(Work to complete)
Check every line below for the word "JSON" and copy each one that has it.

***** Source data

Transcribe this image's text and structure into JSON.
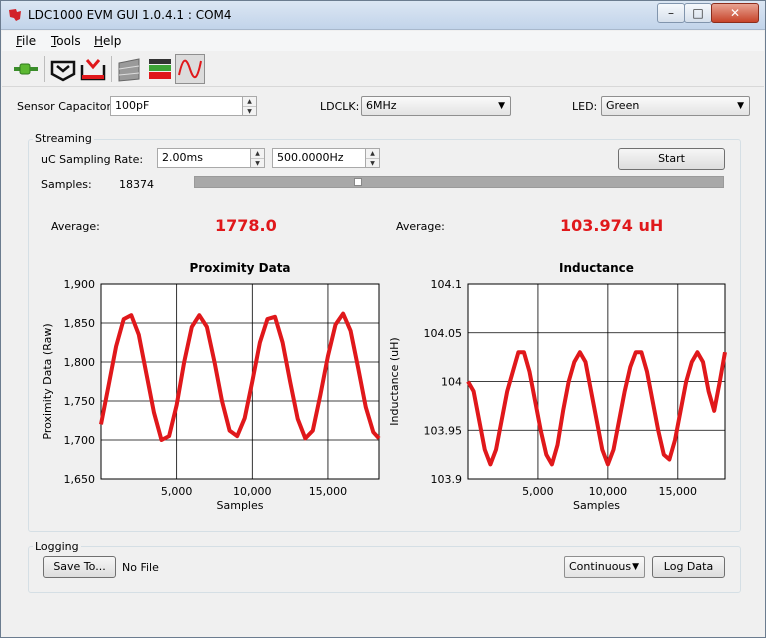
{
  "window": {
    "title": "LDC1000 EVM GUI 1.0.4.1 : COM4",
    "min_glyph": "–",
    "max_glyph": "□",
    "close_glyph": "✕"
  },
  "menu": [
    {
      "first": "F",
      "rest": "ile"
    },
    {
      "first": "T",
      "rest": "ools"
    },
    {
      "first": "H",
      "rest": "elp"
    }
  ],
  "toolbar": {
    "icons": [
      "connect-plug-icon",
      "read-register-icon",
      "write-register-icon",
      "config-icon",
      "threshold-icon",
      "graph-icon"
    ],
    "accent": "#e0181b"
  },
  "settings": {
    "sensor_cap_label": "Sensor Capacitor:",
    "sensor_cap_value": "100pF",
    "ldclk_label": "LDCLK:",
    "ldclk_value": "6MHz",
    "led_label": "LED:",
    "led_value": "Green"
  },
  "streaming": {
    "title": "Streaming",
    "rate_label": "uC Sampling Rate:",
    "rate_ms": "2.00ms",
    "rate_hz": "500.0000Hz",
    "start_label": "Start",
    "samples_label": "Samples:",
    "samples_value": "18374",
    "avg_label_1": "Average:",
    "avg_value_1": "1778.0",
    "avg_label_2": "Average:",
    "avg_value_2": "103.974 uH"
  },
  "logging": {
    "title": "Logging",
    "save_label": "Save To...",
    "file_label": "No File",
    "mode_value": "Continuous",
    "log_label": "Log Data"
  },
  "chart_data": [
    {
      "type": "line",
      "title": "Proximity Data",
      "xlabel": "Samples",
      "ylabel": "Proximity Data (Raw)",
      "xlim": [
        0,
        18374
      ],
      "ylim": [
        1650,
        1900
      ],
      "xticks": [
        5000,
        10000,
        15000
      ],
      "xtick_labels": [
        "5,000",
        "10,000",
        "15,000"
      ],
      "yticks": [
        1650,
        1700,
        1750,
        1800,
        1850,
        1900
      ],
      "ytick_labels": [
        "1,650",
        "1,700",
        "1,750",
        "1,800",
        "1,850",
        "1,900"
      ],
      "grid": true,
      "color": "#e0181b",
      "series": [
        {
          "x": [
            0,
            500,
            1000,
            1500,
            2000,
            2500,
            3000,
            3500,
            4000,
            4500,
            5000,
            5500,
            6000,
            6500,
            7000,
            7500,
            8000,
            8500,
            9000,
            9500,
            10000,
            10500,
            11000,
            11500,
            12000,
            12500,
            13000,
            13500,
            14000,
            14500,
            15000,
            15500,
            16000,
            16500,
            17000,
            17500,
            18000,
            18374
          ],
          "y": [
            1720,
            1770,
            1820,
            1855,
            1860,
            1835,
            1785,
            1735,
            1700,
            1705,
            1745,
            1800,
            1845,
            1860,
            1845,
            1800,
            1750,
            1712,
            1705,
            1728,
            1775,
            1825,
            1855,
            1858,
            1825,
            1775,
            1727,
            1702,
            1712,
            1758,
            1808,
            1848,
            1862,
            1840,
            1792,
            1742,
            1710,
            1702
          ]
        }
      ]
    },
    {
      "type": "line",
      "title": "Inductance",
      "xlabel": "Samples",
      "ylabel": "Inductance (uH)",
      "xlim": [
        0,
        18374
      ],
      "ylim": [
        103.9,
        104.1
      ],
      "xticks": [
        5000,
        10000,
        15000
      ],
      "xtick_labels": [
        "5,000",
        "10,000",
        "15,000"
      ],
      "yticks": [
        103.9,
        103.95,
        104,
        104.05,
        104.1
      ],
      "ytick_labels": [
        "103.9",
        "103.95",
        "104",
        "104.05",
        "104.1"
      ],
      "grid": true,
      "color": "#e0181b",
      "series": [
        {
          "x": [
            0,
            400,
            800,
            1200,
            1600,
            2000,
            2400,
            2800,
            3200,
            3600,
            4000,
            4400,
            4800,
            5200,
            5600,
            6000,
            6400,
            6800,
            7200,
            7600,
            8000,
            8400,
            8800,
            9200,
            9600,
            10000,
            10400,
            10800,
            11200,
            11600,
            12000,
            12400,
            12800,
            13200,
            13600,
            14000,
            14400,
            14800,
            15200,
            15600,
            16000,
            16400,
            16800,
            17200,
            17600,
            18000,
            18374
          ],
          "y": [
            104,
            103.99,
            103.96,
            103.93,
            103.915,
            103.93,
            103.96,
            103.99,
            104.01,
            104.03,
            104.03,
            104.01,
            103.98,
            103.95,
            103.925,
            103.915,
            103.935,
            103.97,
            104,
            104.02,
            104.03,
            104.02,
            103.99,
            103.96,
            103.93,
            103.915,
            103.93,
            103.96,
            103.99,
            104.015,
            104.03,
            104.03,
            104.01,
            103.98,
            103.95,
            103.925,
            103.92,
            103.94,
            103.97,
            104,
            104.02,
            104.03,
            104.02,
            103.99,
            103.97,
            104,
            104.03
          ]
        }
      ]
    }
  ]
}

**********
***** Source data

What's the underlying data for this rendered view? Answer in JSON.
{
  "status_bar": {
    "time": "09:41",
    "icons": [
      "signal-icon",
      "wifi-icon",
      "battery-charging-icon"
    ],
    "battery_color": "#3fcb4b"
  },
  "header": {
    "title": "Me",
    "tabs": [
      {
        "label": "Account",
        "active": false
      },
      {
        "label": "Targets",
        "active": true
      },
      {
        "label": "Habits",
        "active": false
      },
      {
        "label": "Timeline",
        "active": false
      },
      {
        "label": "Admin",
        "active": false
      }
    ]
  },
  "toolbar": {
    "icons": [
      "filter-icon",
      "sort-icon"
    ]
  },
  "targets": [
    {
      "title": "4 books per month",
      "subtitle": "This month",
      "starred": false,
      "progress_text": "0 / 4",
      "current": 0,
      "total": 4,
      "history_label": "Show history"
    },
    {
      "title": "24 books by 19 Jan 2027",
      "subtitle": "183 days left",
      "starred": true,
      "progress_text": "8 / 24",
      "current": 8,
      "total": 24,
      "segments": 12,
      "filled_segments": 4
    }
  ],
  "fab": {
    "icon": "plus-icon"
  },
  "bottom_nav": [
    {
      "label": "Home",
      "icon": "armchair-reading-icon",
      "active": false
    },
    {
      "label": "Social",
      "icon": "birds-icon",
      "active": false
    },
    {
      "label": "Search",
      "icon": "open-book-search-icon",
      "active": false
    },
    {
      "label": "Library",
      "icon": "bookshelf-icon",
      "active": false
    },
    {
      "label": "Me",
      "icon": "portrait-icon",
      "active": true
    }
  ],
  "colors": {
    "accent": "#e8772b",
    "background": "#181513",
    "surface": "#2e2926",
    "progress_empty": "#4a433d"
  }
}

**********

(Your response)
Transcribe this image's text and structure into JSON.
What's the underlying data for this rendered view? Answer in JSON.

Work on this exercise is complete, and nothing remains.